If a line in the data holds "amount", copy that line out in full.

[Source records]
————

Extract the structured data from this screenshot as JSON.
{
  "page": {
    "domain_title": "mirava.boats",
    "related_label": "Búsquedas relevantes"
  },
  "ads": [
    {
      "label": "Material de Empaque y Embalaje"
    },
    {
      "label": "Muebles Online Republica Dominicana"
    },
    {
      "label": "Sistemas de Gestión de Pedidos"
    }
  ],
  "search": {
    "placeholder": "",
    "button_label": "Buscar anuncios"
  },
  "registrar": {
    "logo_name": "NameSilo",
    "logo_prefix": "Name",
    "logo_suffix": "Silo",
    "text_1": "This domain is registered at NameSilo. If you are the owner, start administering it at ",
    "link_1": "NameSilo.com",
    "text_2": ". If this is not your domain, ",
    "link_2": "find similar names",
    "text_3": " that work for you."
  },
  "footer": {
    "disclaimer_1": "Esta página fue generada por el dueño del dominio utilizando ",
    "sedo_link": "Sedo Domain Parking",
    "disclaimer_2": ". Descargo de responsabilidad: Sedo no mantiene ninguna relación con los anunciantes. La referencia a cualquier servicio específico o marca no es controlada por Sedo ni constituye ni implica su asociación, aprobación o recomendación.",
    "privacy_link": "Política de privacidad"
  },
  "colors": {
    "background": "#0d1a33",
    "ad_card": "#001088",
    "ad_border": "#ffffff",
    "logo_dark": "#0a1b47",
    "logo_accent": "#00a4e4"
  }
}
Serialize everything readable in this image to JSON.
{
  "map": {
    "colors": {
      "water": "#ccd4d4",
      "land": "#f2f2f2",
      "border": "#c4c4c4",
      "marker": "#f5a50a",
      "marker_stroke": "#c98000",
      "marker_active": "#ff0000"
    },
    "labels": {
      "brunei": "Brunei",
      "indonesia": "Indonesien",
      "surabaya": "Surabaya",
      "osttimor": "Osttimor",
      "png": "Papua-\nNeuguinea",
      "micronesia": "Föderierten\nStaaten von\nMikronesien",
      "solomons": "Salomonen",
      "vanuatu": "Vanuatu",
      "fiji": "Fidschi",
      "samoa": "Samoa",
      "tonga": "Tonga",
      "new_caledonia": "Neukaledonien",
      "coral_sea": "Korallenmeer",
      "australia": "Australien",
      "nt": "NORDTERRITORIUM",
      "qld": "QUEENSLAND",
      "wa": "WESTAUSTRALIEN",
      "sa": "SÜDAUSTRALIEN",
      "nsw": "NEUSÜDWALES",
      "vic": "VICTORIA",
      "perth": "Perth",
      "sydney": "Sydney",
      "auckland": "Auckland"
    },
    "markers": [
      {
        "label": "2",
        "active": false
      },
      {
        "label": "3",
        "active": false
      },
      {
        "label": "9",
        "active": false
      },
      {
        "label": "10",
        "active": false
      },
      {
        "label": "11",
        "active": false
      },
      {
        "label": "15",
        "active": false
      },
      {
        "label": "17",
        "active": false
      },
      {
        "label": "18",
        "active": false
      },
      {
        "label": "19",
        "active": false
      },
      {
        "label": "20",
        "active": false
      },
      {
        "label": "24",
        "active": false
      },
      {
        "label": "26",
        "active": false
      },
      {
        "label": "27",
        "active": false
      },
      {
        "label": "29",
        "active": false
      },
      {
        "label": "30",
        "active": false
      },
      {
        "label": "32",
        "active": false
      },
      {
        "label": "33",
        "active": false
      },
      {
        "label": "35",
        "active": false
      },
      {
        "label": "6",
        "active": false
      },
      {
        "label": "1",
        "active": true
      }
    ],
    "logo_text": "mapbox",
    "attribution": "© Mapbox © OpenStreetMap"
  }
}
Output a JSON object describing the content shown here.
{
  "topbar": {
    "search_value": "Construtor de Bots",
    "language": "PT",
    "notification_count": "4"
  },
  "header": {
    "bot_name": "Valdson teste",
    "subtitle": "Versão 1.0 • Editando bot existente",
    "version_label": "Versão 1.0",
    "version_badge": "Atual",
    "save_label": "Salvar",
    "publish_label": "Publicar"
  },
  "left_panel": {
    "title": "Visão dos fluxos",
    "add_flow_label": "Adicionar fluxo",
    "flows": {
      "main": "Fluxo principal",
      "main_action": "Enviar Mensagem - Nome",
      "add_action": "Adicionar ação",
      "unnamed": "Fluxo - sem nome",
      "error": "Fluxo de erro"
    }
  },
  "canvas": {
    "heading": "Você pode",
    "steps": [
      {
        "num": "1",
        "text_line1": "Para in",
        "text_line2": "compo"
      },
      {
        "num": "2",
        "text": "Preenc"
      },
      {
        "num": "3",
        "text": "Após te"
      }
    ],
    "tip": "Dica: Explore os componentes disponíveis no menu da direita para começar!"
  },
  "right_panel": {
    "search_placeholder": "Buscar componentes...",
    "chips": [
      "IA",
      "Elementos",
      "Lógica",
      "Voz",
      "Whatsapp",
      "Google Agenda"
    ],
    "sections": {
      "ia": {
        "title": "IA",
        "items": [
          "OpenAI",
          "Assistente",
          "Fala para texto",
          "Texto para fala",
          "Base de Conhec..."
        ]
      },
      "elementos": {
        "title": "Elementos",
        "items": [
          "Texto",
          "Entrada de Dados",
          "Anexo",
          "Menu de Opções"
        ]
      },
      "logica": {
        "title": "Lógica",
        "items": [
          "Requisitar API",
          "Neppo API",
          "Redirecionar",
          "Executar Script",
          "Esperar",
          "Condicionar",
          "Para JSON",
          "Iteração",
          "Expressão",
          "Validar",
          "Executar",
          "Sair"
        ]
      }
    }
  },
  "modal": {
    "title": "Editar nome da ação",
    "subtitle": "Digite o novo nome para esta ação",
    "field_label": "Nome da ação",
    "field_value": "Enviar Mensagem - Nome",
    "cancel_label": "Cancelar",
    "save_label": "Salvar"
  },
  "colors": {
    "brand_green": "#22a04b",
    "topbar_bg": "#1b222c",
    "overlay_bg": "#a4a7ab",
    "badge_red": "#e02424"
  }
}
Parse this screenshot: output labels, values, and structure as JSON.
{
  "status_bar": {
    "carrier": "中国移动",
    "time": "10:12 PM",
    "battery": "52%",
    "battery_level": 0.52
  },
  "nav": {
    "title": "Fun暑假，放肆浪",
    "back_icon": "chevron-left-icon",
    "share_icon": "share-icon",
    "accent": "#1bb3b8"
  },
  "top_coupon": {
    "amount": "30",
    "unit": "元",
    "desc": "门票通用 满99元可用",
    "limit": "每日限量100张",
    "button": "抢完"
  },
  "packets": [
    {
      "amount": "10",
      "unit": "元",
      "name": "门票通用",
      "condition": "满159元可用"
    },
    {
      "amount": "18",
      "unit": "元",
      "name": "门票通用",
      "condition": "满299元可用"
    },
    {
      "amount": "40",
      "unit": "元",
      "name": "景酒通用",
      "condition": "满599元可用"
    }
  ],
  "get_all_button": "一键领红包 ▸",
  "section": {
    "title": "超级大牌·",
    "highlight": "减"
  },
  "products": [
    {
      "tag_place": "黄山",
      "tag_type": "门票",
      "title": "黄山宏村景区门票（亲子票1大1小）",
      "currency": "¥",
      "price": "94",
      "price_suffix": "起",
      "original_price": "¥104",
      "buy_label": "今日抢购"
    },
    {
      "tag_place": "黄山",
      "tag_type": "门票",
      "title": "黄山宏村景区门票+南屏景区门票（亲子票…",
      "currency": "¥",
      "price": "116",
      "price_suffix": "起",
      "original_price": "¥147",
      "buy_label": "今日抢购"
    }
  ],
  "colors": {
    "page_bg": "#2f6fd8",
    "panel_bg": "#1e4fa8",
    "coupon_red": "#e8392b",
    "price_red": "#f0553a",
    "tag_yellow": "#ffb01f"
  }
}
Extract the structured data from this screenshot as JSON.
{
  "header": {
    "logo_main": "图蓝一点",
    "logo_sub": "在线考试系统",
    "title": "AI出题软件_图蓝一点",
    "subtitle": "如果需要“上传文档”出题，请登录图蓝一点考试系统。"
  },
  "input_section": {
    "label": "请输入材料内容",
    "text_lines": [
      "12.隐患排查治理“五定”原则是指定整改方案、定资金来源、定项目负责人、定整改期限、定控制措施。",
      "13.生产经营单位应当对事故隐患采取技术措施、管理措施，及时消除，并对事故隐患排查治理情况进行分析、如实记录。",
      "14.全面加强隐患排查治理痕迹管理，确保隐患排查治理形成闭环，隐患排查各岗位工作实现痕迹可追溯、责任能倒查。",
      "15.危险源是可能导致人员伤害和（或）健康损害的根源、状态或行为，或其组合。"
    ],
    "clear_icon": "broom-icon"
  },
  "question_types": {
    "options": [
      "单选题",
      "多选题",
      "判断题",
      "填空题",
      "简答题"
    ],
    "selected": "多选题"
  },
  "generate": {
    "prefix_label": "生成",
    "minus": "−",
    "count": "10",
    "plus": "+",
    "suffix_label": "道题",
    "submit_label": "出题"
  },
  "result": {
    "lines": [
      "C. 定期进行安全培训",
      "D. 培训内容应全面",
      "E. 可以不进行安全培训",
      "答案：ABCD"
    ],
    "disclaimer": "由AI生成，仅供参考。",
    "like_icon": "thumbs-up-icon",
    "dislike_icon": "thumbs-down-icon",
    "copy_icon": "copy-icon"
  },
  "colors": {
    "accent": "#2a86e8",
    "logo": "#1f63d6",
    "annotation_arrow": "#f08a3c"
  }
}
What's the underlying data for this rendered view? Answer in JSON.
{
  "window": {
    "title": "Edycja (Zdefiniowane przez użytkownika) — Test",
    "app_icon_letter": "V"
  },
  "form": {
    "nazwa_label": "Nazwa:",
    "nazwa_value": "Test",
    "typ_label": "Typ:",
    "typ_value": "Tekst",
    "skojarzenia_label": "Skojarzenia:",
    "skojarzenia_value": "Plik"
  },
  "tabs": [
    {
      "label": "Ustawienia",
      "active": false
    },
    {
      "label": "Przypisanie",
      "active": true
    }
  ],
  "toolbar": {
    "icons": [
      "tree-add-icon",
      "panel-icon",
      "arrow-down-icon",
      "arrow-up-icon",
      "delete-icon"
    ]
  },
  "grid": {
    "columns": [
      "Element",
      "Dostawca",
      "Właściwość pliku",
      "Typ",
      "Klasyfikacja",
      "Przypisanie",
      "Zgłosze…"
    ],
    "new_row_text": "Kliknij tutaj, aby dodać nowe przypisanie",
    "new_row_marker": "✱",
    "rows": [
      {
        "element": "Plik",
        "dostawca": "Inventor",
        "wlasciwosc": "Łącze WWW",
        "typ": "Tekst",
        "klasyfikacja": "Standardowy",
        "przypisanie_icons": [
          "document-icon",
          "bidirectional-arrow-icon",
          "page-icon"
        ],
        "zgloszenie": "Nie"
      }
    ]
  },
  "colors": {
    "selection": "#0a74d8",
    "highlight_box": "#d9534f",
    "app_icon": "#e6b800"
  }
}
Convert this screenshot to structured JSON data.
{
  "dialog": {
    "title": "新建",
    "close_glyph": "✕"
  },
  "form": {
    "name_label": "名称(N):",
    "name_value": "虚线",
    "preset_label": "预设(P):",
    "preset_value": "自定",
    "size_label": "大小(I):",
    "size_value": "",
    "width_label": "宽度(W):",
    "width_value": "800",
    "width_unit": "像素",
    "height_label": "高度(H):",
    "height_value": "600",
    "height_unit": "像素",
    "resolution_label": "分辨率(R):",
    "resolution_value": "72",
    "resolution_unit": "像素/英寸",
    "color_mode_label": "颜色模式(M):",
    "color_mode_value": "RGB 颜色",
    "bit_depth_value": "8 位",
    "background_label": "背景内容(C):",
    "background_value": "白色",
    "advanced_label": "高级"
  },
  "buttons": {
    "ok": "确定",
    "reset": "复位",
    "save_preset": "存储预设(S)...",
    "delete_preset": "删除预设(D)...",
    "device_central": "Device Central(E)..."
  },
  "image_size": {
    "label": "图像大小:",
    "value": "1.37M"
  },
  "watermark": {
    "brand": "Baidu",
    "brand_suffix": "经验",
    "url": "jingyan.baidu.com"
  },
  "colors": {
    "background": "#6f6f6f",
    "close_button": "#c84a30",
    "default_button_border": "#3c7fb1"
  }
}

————

» **Your response**:
    "amount": "30",
      "amount": "10",
      "amount": "18",
      "amount": "40",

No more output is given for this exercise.